Provo • The BYU women’s basketball team went through a transition period last season when Amber Whiting took over as head coach. The Cougars had a 16-17 overall record in a season where it was adjusting to losing a ton of production via graduation and the transfer portal.

This season, BYU has another transition to endure: entering the Big 12 Conference. The conference’s head coaches predicted BYU would finish 11th in its first year.

The Cougars started their season in earnest Monday against Montana State, a team they lost to last preseason. And even though the Big 12 schedule doesn’t start until Dec. 30, there will be plenty to talk about in the meantime.

Perhaps one of the biggest topics of conversation involves Whiting’s daughter, Amari, who flipped her commitment from Oregon and followed her mother to BYU last year. Soon after her commitment, however, she tore her ACL.

Whiting is back on the court for the Cougars, but is still working herself back into playing shape. Already, she’s making a mark.

Whiting started and played 21 minutes in the team’s only official exhibition last week against Westminster, and scored 10 points while adding four rebounds, three steals and an assist. In Tuesday’s win over Montana State, Whiting played 29 minutes and filled the box score with 18 points, seven rebounds, five assists, three steals and seven turnovers.

“Coming back from an ACL is always hard,” Amber Whiting said. “It’s hard to get your rhythm back. It’s hard to get your legs back under you. So I think she’s still fighting that.”

Whiting is only a freshman on a team that includes seniors Lauren Gustin and Kaylee Smiler, who are both in their final years of college eligibility. And while Gustin is on national watch lists and could break the team’s all-time rebounding record this season, Whiting is the future of this BYU team.

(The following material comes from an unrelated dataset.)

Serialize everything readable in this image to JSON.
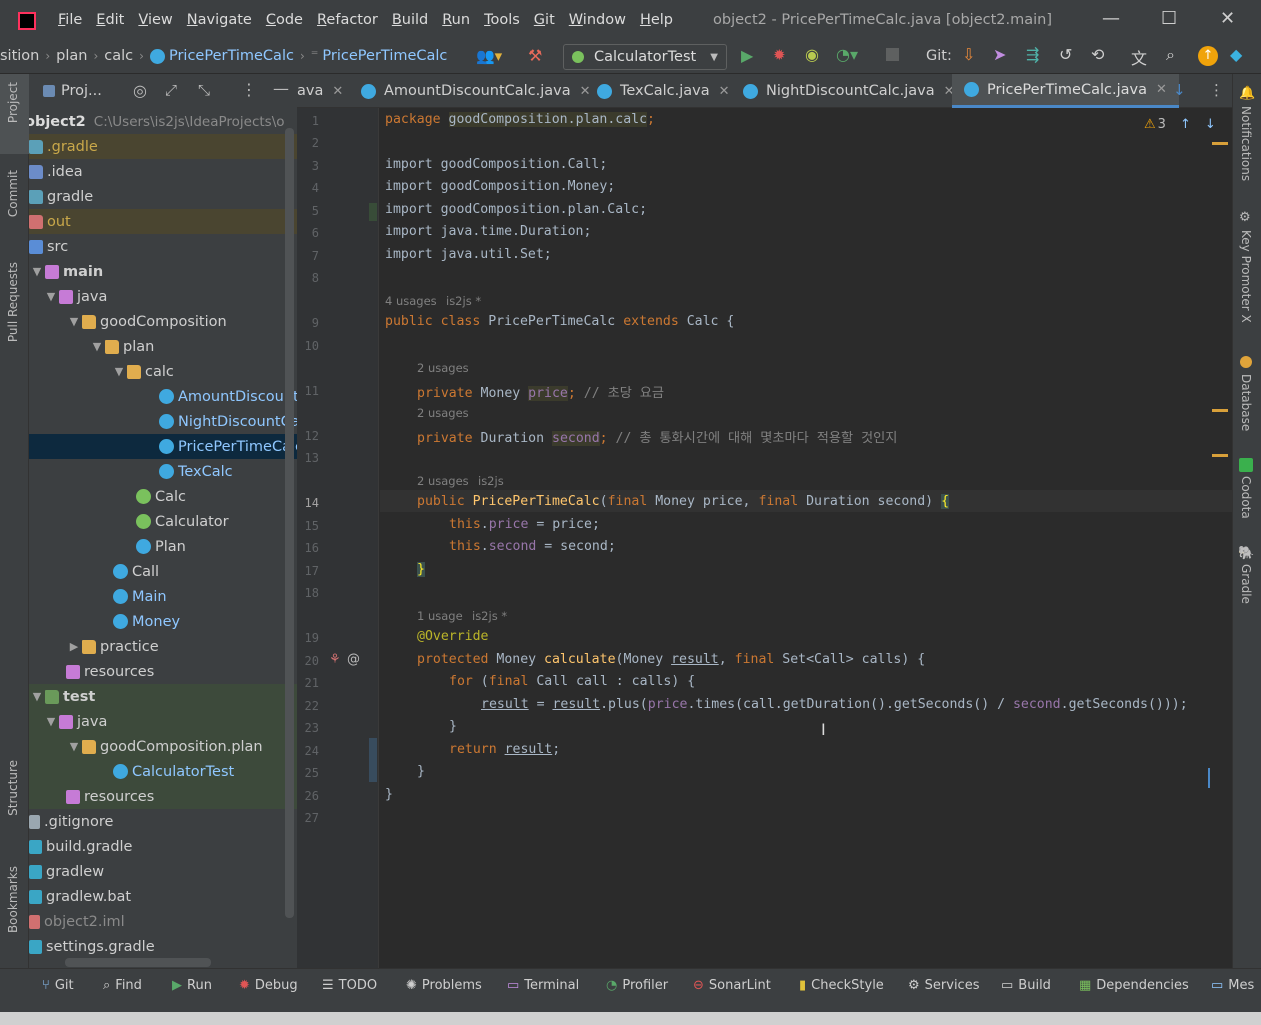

ESPN ranked Whiting No. 33 among girls’ basketball players for the recruiting class of 2023. She led her high school team in Idaho to a state championship with record-breaking performances, and was named the state’s Gatorade Player of the Year in girls’ basketball after that 2021-22 season.

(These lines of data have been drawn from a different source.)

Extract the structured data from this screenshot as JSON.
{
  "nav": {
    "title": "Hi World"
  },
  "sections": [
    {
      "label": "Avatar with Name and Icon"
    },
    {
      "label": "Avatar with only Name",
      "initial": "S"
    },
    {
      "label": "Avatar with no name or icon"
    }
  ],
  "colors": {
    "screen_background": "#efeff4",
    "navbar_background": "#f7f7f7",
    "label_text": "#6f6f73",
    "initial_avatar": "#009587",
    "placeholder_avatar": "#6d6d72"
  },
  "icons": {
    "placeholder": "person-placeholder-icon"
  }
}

It seems Whiting has already won the respect of her BYU teammates.

“She works her a-- off,” Gustin said. “It really, I think, fuels the rest of us to want to work and push. She’s been a great add to the team and brings an intense energy.”

Smiler described Whiting as a “firework,” which she said is helpful for the Cougars because she plays the point guard position and has shown an ability to uplift her teammates.

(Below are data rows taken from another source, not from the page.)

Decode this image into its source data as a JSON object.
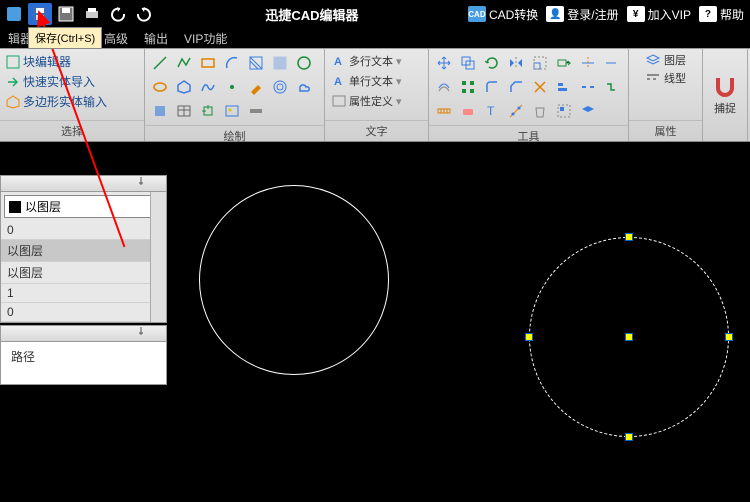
{
  "app_title": "迅捷CAD编辑器",
  "tooltip": "保存(Ctrl+S)",
  "top_right": {
    "cad": "CAD",
    "convert": "CAD转换",
    "login": "登录/注册",
    "vip": "加入VIP",
    "help": "帮助"
  },
  "menu": {
    "editor": "辑器",
    "advanced": "高级",
    "output": "输出",
    "vip": "VIP功能"
  },
  "sidebar_select": {
    "block_edit": "块编辑器",
    "quick_import": "快速实体导入",
    "poly_input": "多边形实体输入",
    "label": "选择"
  },
  "ribbon": {
    "draw": "绘制",
    "text_group": "文字",
    "multi_text": "多行文本",
    "single_text": "单行文本",
    "attr_def": "属性定义",
    "tools": "工具",
    "props": "属性",
    "layer": "图层",
    "linetype": "线型",
    "snap": "捕捉"
  },
  "props_panel": {
    "combo": "以图层",
    "rows": [
      "0",
      "以图层",
      "以图层",
      "1",
      "0"
    ],
    "path": "路径"
  }
}
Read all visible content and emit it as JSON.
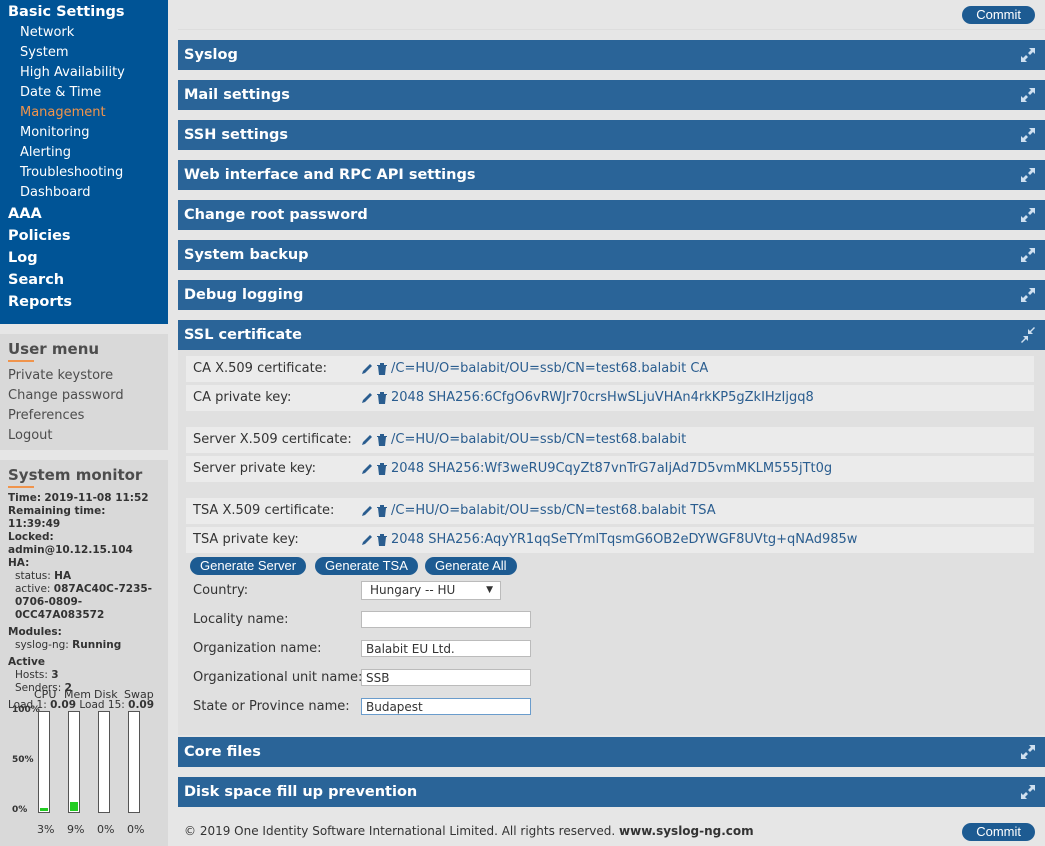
{
  "nav": {
    "basic_settings": "Basic Settings",
    "sub_items": [
      "Network",
      "System",
      "High Availability",
      "Date & Time",
      "Management",
      "Monitoring",
      "Alerting",
      "Troubleshooting",
      "Dashboard"
    ],
    "active_sub": "Management",
    "top_items": [
      "AAA",
      "Policies",
      "Log",
      "Search",
      "Reports"
    ]
  },
  "user_menu": {
    "title": "User menu",
    "items": [
      "Private keystore",
      "Change password",
      "Preferences",
      "Logout"
    ]
  },
  "system_monitor": {
    "title": "System monitor",
    "time_label": "Time:",
    "time": "2019-11-08 11:52",
    "remaining_label": "Remaining time:",
    "remaining": "11:39:49",
    "locked_label": "Locked:",
    "locked": "admin@10.12.15.104",
    "ha_label": "HA:",
    "ha_status_label": "status:",
    "ha_status": "HA",
    "ha_active_label": "active:",
    "ha_active_1": "087AC40C-7235-",
    "ha_active_2": "0706-0809-",
    "ha_active_3": "0CC47A083572",
    "modules_label": "Modules:",
    "module_name": "syslog-ng:",
    "module_state": "Running",
    "active_label": "Active",
    "hosts_label": "Hosts:",
    "hosts": "3",
    "senders_label": "Senders:",
    "senders": "2",
    "load1_label": "Load 1:",
    "load1": "0.09",
    "load15_label": "Load 15:",
    "load15": "0.09",
    "meter_labels": [
      "CPU",
      "Mem",
      "Disk",
      "Swap"
    ],
    "axis_labels": [
      "100%",
      "50%",
      "0%"
    ],
    "meter_values": [
      "3%",
      "9%",
      "0%",
      "0%"
    ],
    "meter_fractions": [
      0.03,
      0.09,
      0,
      0
    ],
    "meter_color": "#22cc22"
  },
  "main": {
    "commit_label": "Commit",
    "panels": [
      "Syslog",
      "Mail settings",
      "SSH settings",
      "Web interface and RPC API settings",
      "Change root password",
      "System backup",
      "Debug logging",
      "SSL certificate",
      "Core files",
      "Disk space fill up prevention"
    ],
    "ssl": {
      "ca_cert_label": "CA X.509 certificate:",
      "ca_cert": "/C=HU/O=balabit/OU=ssb/CN=test68.balabit CA",
      "ca_key_label": "CA private key:",
      "ca_key": "2048 SHA256:6CfgO6vRWJr70crsHwSLjuVHAn4rkKP5gZkIHzIjgq8",
      "server_cert_label": "Server X.509 certificate:",
      "server_cert": "/C=HU/O=balabit/OU=ssb/CN=test68.balabit",
      "server_key_label": "Server private key:",
      "server_key": "2048 SHA256:Wf3weRU9CqyZt87vnTrG7aIjAd7D5vmMKLM555jTt0g",
      "tsa_cert_label": "TSA X.509 certificate:",
      "tsa_cert": "/C=HU/O=balabit/OU=ssb/CN=test68.balabit TSA",
      "tsa_key_label": "TSA private key:",
      "tsa_key": "2048 SHA256:AqyYR1qqSeTYmlTqsmG6OB2eDYWGF8UVtg+qNAd985w",
      "btn_generate_server": "Generate Server",
      "btn_generate_tsa": "Generate TSA",
      "btn_generate_all": "Generate All",
      "country_label": "Country:",
      "country_value": "Hungary -- HU",
      "locality_label": "Locality name:",
      "locality_value": "",
      "org_label": "Organization name:",
      "org_value": "Balabit EU Ltd.",
      "org_unit_label": "Organizational unit name:",
      "org_unit_value": "SSB",
      "state_label": "State or Province name:",
      "state_value": "Budapest"
    },
    "footer_text": "© 2019 One Identity Software International Limited. All rights reserved.",
    "footer_link": "www.syslog-ng.com"
  },
  "colors": {
    "nav_bg": "#005496",
    "panel_bg": "#2a6498",
    "accent": "#f0944c",
    "link": "#2a5d8f"
  }
}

“She is a freshman, so it will come with experience,” Smiler said. “But just her personality already from the get-go, she’s somebody that can get people fired up and it’ll be really useful once we come into the season and you see people making mistakes. She’s able to build other people up.”

Gustin and Smiler are the lone seniors on the team, which means BYU has plenty of players from last year returning. They include Nani Falatea, Ari Mackey-Williams, Emma Calvert and Rose Bubakar.

Amber Whiting also recruited plenty of talent. Kailey Woolston, the 2023 Gatorade Player of the Year in Utah for girls’ basketball who played at Lone Peak High, is the type of shooter the Cougars haven’t had probably since Tegan Graham. Plus, they picked up transfers Lauren Davenport and Kylie Krebs from the transfer portal.

The team feels confident about the outside shooting on its roster, and Amber Whiting believes that can lead to Gustin having a monster season.

“I want Lauren to average a triple-double,” Amber Whiting said. “There’s new goals for her, bigger goals. We do have a lot of shooters around that will create that space for her to be able to work.”

Gustin was one of the premier double-double machines in the country last season. She was second in the country with 27, behind only Angel Reese of LSU (34), who played three more games due to the NCAA Tournament.

Amber Whiting said figuring out her rotation has been a “juggling act” going into this season. On the team’s trip to Italy, three players didn’t play. And right now, Falatea and Mackey-Williams are injured. Falatea, however, is expected back to the court soon.

The added depth on the roster has the Cougars encouraged about the season. Amber Whiting said last year, her players “ran out of gas” in the waning minutes of fourth quarters. She hopes that issue is in the past.

Additionally, the second-year coach has seen improvement from some of her most important players. Smiler is driving to the basket more. Gustin has improved her outside shot and is even taking 3-pointers. Bubakar, who had a nagging back issue last season, is rebounding and getting by defenders with ease.

“I see a lot of balance on our team this year,” Amber Whiting said. “That’s one thing I’m really excited about.”